ASSIGNED TASK
Using the entries below, say how many of the lines carry "logging". Write the number alone.
BEGIN INFORMATION GIVEN
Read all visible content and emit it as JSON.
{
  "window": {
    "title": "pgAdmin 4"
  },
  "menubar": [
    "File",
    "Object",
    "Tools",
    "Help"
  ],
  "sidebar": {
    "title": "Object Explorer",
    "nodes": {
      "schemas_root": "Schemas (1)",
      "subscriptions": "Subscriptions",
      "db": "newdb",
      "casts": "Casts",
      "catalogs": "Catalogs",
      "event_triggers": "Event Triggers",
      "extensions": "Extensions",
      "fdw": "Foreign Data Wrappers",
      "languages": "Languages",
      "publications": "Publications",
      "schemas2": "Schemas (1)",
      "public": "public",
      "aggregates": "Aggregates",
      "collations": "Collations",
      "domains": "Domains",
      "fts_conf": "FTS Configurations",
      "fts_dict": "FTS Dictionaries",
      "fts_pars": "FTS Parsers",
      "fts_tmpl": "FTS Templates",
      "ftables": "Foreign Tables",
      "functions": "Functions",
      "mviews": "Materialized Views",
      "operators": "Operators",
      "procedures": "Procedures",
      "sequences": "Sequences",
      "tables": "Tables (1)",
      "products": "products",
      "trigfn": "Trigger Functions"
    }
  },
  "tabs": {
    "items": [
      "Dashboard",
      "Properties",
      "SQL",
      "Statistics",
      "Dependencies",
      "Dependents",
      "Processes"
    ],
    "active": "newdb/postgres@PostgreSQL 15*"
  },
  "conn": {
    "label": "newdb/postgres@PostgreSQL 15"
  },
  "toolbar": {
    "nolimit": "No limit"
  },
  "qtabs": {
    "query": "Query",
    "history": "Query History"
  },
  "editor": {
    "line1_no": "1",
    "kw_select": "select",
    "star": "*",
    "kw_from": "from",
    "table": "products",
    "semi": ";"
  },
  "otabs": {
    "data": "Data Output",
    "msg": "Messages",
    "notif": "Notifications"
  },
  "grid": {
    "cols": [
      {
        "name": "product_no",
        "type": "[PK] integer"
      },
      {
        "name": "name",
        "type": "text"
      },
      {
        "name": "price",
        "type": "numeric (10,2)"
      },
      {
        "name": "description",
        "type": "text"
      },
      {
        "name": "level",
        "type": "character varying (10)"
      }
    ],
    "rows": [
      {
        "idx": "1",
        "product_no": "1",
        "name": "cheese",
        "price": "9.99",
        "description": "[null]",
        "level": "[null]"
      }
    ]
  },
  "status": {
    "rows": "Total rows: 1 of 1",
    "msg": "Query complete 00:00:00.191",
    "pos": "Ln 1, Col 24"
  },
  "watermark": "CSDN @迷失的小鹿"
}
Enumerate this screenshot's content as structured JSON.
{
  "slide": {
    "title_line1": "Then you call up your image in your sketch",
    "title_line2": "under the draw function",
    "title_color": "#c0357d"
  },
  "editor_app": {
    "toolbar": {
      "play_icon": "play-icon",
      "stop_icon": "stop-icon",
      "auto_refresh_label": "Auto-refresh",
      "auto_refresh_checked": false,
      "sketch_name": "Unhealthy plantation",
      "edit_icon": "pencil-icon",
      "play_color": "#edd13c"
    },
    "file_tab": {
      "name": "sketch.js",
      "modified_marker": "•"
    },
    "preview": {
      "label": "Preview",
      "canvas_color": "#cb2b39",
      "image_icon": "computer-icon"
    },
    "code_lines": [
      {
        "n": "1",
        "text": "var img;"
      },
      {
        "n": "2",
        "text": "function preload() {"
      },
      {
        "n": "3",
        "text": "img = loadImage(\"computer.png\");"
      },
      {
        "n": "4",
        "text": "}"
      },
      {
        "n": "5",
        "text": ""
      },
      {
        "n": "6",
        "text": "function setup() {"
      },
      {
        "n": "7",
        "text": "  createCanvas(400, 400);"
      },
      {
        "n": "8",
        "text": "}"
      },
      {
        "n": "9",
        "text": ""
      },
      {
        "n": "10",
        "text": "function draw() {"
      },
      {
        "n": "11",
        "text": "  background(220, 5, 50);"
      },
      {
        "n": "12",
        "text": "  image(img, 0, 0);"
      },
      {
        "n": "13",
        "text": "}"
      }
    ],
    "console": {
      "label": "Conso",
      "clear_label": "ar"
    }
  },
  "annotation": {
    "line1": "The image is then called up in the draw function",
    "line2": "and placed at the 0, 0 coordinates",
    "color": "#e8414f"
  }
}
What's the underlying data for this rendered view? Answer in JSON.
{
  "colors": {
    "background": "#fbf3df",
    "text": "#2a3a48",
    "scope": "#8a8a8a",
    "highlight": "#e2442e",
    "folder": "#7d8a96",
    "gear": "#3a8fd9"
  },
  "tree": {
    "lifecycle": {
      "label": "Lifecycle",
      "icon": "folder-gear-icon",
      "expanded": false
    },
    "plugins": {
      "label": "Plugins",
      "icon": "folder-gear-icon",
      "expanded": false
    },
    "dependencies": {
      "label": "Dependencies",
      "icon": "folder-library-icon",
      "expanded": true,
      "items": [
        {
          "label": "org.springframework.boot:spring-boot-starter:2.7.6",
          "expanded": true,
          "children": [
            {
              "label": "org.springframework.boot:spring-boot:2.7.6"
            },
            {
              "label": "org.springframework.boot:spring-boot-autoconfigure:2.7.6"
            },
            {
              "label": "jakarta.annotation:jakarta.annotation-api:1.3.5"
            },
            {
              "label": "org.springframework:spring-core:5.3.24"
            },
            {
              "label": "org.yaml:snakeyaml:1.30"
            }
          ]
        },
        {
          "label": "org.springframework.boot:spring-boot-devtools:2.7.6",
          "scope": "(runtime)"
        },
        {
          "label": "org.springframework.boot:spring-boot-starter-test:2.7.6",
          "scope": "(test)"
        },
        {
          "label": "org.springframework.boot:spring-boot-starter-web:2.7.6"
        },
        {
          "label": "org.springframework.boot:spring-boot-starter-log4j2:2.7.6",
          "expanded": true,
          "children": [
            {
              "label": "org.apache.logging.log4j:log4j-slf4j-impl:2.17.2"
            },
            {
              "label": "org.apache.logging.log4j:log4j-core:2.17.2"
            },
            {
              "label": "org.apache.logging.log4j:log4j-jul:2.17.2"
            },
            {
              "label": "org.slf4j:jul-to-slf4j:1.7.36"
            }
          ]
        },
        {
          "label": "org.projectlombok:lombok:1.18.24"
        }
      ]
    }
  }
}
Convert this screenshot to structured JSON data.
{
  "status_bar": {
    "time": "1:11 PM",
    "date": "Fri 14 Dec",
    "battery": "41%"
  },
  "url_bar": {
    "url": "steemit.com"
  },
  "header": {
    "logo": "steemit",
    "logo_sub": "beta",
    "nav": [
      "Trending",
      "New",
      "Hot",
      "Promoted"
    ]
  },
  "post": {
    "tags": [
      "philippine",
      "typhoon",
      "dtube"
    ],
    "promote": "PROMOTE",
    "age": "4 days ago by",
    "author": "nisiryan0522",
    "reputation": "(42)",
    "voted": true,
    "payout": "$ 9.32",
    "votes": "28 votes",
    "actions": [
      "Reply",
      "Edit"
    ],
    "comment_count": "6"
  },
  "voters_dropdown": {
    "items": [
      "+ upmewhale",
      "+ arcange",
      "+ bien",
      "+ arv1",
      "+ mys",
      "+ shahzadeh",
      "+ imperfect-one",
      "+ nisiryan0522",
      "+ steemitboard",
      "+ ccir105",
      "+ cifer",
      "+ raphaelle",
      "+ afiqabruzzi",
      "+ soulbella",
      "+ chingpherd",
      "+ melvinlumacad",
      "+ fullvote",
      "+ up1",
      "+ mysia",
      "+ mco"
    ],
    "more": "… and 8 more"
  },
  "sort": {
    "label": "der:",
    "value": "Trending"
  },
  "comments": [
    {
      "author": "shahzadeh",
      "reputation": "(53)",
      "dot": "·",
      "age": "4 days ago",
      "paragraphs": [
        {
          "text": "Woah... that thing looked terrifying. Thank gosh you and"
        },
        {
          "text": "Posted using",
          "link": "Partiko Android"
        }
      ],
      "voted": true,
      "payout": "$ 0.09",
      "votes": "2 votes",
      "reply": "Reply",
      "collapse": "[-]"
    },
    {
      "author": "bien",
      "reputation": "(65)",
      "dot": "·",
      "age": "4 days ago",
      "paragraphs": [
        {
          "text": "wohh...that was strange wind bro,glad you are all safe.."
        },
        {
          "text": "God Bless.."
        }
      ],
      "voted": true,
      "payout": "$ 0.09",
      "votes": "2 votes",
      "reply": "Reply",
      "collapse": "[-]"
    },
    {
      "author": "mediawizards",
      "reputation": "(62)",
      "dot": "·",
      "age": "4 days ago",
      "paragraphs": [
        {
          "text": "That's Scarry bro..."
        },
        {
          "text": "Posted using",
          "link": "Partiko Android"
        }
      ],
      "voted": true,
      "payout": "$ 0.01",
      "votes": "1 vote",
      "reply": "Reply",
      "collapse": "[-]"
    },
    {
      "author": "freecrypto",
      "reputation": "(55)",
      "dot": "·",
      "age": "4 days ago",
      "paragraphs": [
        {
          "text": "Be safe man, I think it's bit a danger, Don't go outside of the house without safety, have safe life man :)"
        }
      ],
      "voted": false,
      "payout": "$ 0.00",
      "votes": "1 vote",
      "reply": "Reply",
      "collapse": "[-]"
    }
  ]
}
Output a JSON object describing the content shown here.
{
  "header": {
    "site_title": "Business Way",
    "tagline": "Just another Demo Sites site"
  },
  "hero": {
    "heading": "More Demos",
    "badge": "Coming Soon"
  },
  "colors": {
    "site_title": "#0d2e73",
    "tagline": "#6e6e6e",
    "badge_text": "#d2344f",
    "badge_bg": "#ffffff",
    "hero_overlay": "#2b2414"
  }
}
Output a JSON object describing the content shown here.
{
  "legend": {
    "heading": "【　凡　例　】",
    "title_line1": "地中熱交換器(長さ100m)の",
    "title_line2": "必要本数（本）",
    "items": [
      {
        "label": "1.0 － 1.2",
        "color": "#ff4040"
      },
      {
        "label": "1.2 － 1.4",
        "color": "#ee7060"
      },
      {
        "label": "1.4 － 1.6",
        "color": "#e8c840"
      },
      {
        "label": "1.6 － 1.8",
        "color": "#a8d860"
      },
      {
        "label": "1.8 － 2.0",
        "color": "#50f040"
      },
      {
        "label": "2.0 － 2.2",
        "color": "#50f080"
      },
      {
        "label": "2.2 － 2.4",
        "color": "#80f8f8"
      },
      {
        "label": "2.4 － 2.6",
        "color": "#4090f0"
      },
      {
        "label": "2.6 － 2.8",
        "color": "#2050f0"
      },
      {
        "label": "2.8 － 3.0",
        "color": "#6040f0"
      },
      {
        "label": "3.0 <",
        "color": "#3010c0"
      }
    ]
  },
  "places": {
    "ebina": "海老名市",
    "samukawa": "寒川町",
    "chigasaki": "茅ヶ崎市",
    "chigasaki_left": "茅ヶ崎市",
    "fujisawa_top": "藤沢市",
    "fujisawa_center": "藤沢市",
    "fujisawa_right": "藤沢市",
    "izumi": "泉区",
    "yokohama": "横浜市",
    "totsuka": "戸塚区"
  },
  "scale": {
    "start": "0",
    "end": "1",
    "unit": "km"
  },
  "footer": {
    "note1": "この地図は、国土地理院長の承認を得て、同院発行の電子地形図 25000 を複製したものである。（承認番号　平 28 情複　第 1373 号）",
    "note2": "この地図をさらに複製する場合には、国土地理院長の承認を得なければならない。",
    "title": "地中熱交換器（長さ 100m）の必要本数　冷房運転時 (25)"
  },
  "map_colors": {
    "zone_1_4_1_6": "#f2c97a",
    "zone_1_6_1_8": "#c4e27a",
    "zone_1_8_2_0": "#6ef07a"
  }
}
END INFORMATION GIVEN
WRITTEN ANSWER
3